goldfinch1WM

nuthatch1WM

I love the way the little nuthatch hangs on facing downwards.

Poster - Birds of Beebe Woods

Poster – Birds of Beebe Woods

And our own Massachusetts state bird, the darling chickadee. It’s time to work on the background now. I’ll be checking in as the piece progresses.

Update: Posters and cards of Birds of Beebe Woods are available in my Etsy Shop.

chickadeeWM

Birds of Beebe Woods: cedar waxwing

cedarwaxwing4WM

Update: See the completed piece and read more about it here.
More and more birds are emerging in Birds of Beebe Woods, including this 6″ long cedar waxwing. Here are the felt parts before they were all embroidered and attached.

cedarwaxwing1WM

I like stitching the feather patterns and textures.

cedarwaxwing2WM

Poster - Birds of Beebe Woods

Poster – Birds of Beebe Woods

Poster – Birds of Beebe Woods

The September deadline for the Intimate Woods exhibit at Highfield Hall is approaching, so my goal is to make 3 small birds this week and more after that, if I have time. Then I have to attach everything to a stretched background, which usually takes longer than I think.

Update: Posters and cards of Birds of Beebe Woods are available in my Etsy Shop.

Beth from Acorn Pies in the studio

Beth Curtin, the woman behind the wonderful blog Acorn Pies came over this morning for tea. We met through blogging and have been talking about meeting face to face for a couple of years. She’s in the area, at her Cape Cod house this summer, so we were able to have a nice visit in person.

I cleared away a space for us at the end of my oak table for us sit. The other end is filled with the makings of my current piece, Birds of Beebe Woods. In the last month, I’ve added many birds and will show more pictures when I’m finished. Right now, I’m stitching a chipping sparrow and will make a woodpecker next.
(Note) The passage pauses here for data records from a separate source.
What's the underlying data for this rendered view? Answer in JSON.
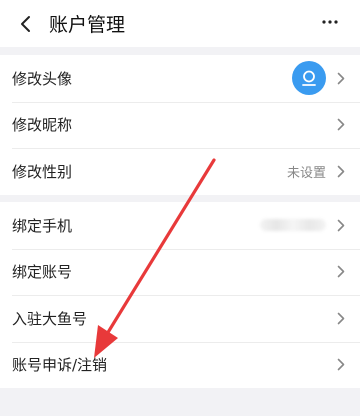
{
  "header": {
    "title": "账户管理"
  },
  "group1": [
    {
      "label": "修改头像"
    },
    {
      "label": "修改昵称"
    },
    {
      "label": "修改性别",
      "value": "未设置"
    }
  ],
  "group2": [
    {
      "label": "绑定手机"
    },
    {
      "label": "绑定账号"
    },
    {
      "label": "入驻大鱼号"
    },
    {
      "label": "账号申诉/注销"
    }
  ],
  "colors": {
    "avatar_bg": "#3a9bf0",
    "annotation_arrow": "#e8393a"
  }
}
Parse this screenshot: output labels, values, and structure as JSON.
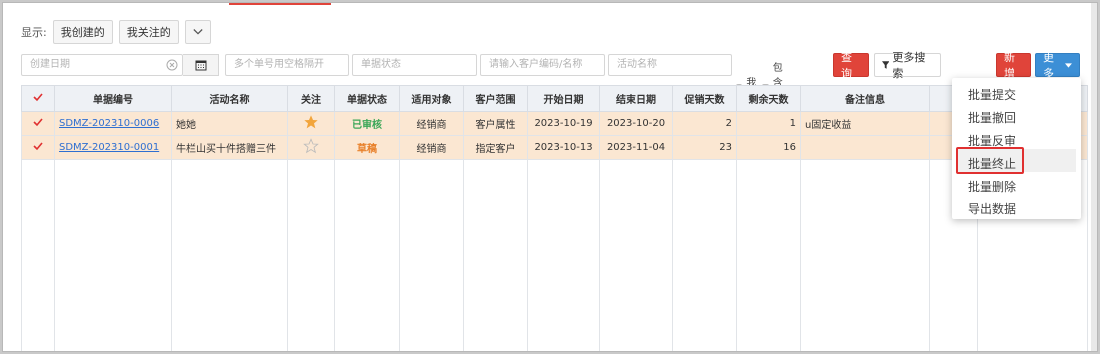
{
  "filter": {
    "display_label": "显示:",
    "mine_label": "我创建的",
    "follow_label": "我关注的"
  },
  "search": {
    "create_date_ph": "创建日期",
    "order_no_ph": "多个单号用空格隔开",
    "status_ph": "单据状态",
    "customer_ph": "请输入客户编码/名称",
    "activity_ph": "活动名称",
    "mine_check": "我的",
    "include_end_check": "包含结束",
    "query_btn": "查询",
    "more_search_btn": "更多搜索",
    "add_btn": "新增",
    "more_btn": "更多"
  },
  "table": {
    "headers": [
      "单据编号",
      "活动名称",
      "关注",
      "单据状态",
      "适用对象",
      "客户范围",
      "开始日期",
      "结束日期",
      "促销天数",
      "剩余天数",
      "备注信息"
    ],
    "rows": [
      {
        "code": "SDMZ-202310-0006",
        "name": "她她",
        "starred": true,
        "status": "已审核",
        "status_color": "#3aa657",
        "target": "经销商",
        "scope": "客户属性",
        "start": "2023-10-19",
        "end": "2023-10-20",
        "days": "2",
        "remaining": "1",
        "remark": "u固定收益"
      },
      {
        "code": "SDMZ-202310-0001",
        "name": "牛栏山买十件搭赠三件",
        "starred": false,
        "status": "草稿",
        "status_color": "#e8802a",
        "target": "经销商",
        "scope": "指定客户",
        "start": "2023-10-13",
        "end": "2023-11-04",
        "days": "23",
        "remaining": "16",
        "remark": ""
      }
    ]
  },
  "menu": {
    "items": [
      "批量提交",
      "批量撤回",
      "批量反审",
      "批量终止",
      "批量删除",
      "导出数据"
    ],
    "highlighted": "批量终止"
  },
  "colors": {
    "accent_red": "#e0443a",
    "accent_blue": "#3c8fd6",
    "selected_row": "#fbe7d2",
    "star": "#f2a53c"
  }
}
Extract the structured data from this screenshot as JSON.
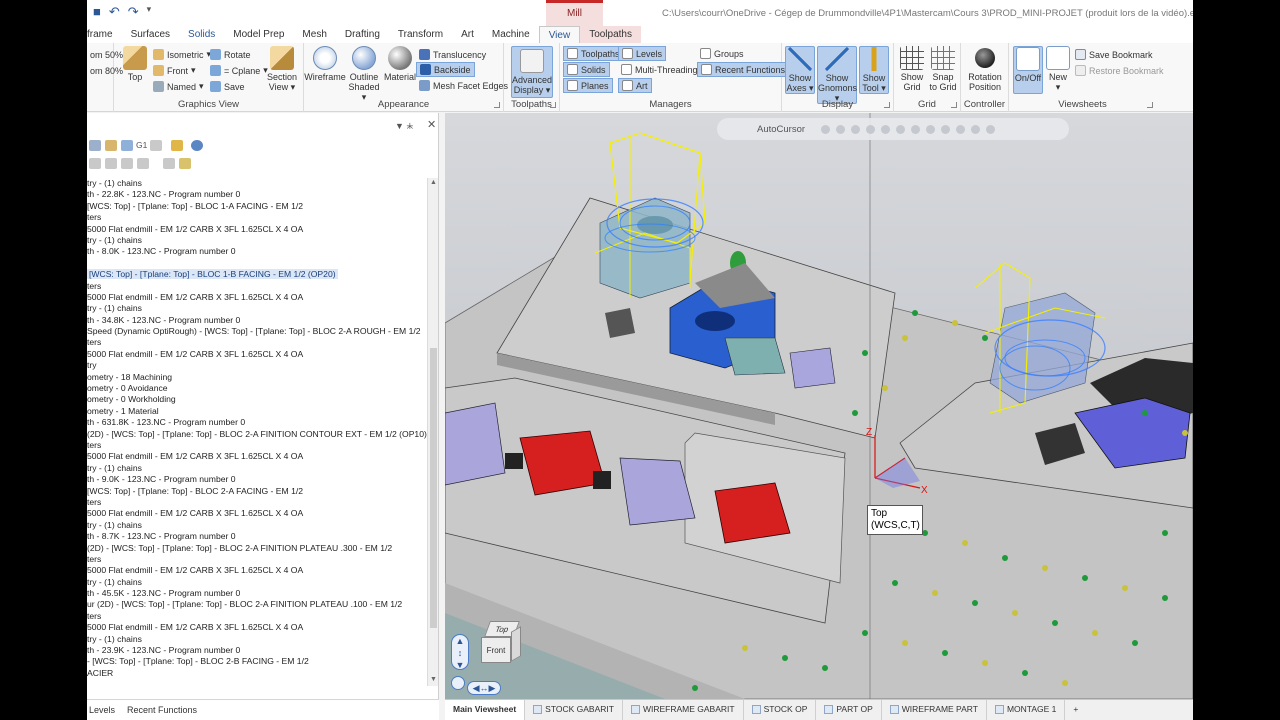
{
  "titlebar": {
    "path": "C:\\Users\\courr\\OneDrive - Cégep de Drummondville\\4P1\\Mastercam\\Cours 3\\PROD_MINI-PROJET (produit lors de la vidéo).emcam* - Mastercam M",
    "context_group": "Mill"
  },
  "tabs": [
    "frame",
    "Surfaces",
    "Solids",
    "Model Prep",
    "Mesh",
    "Drafting",
    "Transform",
    "Art",
    "Machine",
    "View",
    "Toolpaths"
  ],
  "ribbon": {
    "zoom": {
      "in": "om 50%",
      "out": "om 80%"
    },
    "graphics_view": {
      "label": "Graphics View",
      "top": "Top",
      "isometric": "Isometric",
      "front": "Front",
      "named": "Named",
      "rotate": "Rotate",
      "cplane": "= Cplane",
      "save": "Save",
      "section_view": [
        "Section",
        "View"
      ]
    },
    "appearance": {
      "label": "Appearance",
      "wireframe": "Wireframe",
      "outline_shaded": [
        "Outline",
        "Shaded"
      ],
      "material": "Material",
      "translucency": "Translucency",
      "backside": "Backside",
      "mesh_facet_edges": "Mesh Facet Edges"
    },
    "toolpaths": {
      "label": "Toolpaths",
      "advanced_display": [
        "Advanced",
        "Display"
      ]
    },
    "managers": {
      "label": "Managers",
      "toolpaths": "Toolpaths",
      "solids": "Solids",
      "planes": "Planes",
      "levels": "Levels",
      "multithreading": "Multi-Threading",
      "art": "Art",
      "groups": "Groups",
      "recent_functions": "Recent Functions"
    },
    "display": {
      "label": "Display",
      "show_axes": [
        "Show",
        "Axes"
      ],
      "show_gnomons": [
        "Show",
        "Gnomons"
      ],
      "show_tool": [
        "Show",
        "Tool"
      ]
    },
    "grid": {
      "label": "Grid",
      "show_grid": [
        "Show",
        "Grid"
      ],
      "snap_to_grid": [
        "Snap",
        "to Grid"
      ]
    },
    "controller": {
      "label": "Controller",
      "rotation_position": [
        "Rotation",
        "Position"
      ]
    },
    "viewsheets": {
      "label": "Viewsheets",
      "onoff": "On/Off",
      "new": "New",
      "save_bookmark": "Save Bookmark",
      "restore_bookmark": "Restore Bookmark"
    }
  },
  "panel": {
    "toolbar_g1": "G1",
    "operations": [
      "try - (1) chains",
      "th - 22.8K - 123.NC - Program number 0",
      "[WCS: Top] - [Tplane: Top] - BLOC 1-A FACING - EM 1/2",
      "ters",
      "5000 Flat endmill - EM 1/2 CARB X 3FL 1.625CL X 4 OA",
      "try - (1) chains",
      "th - 8.0K - 123.NC - Program number 0",
      "",
      "[WCS: Top] - [Tplane: Top] - BLOC 1-B FACING - EM 1/2 (OP20)",
      "ters",
      "5000 Flat endmill - EM 1/2 CARB X 3FL 1.625CL X 4 OA",
      "try - (1) chains",
      "th - 34.8K - 123.NC - Program number 0",
      "Speed (Dynamic OptiRough) - [WCS: Top] - [Tplane: Top] - BLOC 2-A ROUGH - EM 1/2",
      "ters",
      "5000 Flat endmill - EM 1/2 CARB X 3FL 1.625CL X 4 OA",
      "try",
      "ometry - 18 Machining",
      "ometry - 0 Avoidance",
      "ometry - 0 Workholding",
      "ometry - 1 Material",
      "th - 631.8K - 123.NC - Program number 0",
      "(2D) - [WCS: Top] - [Tplane: Top] - BLOC 2-A FINITION CONTOUR EXT - EM 1/2  (OP10)",
      "ters",
      "5000 Flat endmill - EM 1/2 CARB X 3FL 1.625CL X 4 OA",
      "try - (1) chains",
      "th - 9.0K - 123.NC - Program number 0",
      "[WCS: Top] - [Tplane: Top] - BLOC 2-A FACING - EM 1/2",
      "ters",
      "5000 Flat endmill - EM 1/2 CARB X 3FL 1.625CL X 4 OA",
      "try - (1) chains",
      "th - 8.7K - 123.NC - Program number 0",
      "(2D) - [WCS: Top] - [Tplane: Top] - BLOC 2-A FINITION PLATEAU .300 - EM 1/2",
      "ters",
      "5000 Flat endmill - EM 1/2 CARB X 3FL 1.625CL X 4 OA",
      "try - (1) chains",
      "th - 45.5K - 123.NC - Program number 0",
      "ur (2D) - [WCS: Top] - [Tplane: Top] - BLOC 2-A FINITION PLATEAU .100 - EM 1/2",
      "ters",
      "5000 Flat endmill - EM 1/2 CARB X 3FL 1.625CL X 4 OA",
      "try - (1) chains",
      "th - 23.9K - 123.NC - Program number 0",
      "- [WCS: Top] - [Tplane: Top] - BLOC 2-B FACING - EM 1/2",
      "ACIER"
    ],
    "selected_index": 8,
    "bottom_tabs": [
      "Levels",
      "Recent Functions"
    ]
  },
  "viewport": {
    "autocursor": "AutoCursor",
    "tooltip": [
      "Top",
      "(WCS,C,T)"
    ],
    "axis_z": "Z",
    "axis_x": "X",
    "viewcube": {
      "top": "Top",
      "front": "Front"
    }
  },
  "viewsheets": [
    "Main Viewsheet",
    "STOCK GABARIT",
    "WIREFRAME GABARIT",
    "STOCK OP",
    "PART OP",
    "WIREFRAME PART",
    "MONTAGE 1",
    "+"
  ],
  "colors": {
    "accent": "#2b5797",
    "viewport_bg": "#c9ccd1",
    "plate": "#c2c2c2",
    "red_vise": "#d61f1f",
    "blue_vise": "#2a5fd0",
    "toolpath_yellow": "#f5f000",
    "toolpath_blue": "#3a80ff"
  }
}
Birds of Beebe Woods (crow)

I’ve emerged from my months-long blissful state of stitching Birds of Beebe Woods, just long enough to show some process pictures of the crow, whom I’ve named Argyle.

He’s about 13″ from head to tail, with about 2 weeks worth of hand embroidery on his wool felt body.

Poster - Birds of Beebe Woods
Poster – Birds of Beebe Woods

From time to time, I’ll be posting photos of the other birds in the scene. See the introductory post about Birds of Beebe Woods here. This is a brief report–the birds are calling out, “September deadline, September deadline!”

Update: Posters and cards of Birds of Beebe Woods are available in my Etsy Shop.

To keep up with new posts, please subscribe to this blog (top right column on the home page). Your contact info will not be sold or shared. If you’d like to see more frequent photos tracking the projects in my studio, please follow me on Facebook and/or Instagram